*** Records for processing ***

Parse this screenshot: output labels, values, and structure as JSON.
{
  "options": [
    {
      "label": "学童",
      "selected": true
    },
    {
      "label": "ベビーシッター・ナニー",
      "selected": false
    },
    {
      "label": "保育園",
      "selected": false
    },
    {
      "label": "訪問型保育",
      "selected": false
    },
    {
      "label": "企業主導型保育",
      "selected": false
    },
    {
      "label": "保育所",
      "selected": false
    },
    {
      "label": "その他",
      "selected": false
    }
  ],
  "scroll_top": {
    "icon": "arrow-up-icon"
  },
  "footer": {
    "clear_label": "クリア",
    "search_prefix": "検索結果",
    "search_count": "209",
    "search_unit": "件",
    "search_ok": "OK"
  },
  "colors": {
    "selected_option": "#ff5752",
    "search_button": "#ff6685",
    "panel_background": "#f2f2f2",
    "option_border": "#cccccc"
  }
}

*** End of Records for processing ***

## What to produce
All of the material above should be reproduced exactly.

## Solution to the problem
Parse this screenshot: output labels, values, and structure as JSON.
{
  "options": [
    {
      "label": "学童",
      "selected": true
    },
    {
      "label": "ベビーシッター・ナニー",
      "selected": false
    },
    {
      "label": "保育園",
      "selected": false
    },
    {
      "label": "訪問型保育",
      "selected": false
    },
    {
      "label": "企業主導型保育",
      "selected": false
    },
    {
      "label": "保育所",
      "selected": false
    },
    {
      "label": "その他",
      "selected": false
    }
  ],
  "scroll_top": {
    "icon": "arrow-up-icon"
  },
  "footer": {
    "clear_label": "クリア",
    "search_prefix": "検索結果",
    "search_count": "209",
    "search_unit": "件",
    "search_ok": "OK"
  },
  "colors": {
    "selected_option": "#ff5752",
    "search_button": "#ff6685",
    "panel_background": "#f2f2f2",
    "option_border": "#cccccc"
  }
}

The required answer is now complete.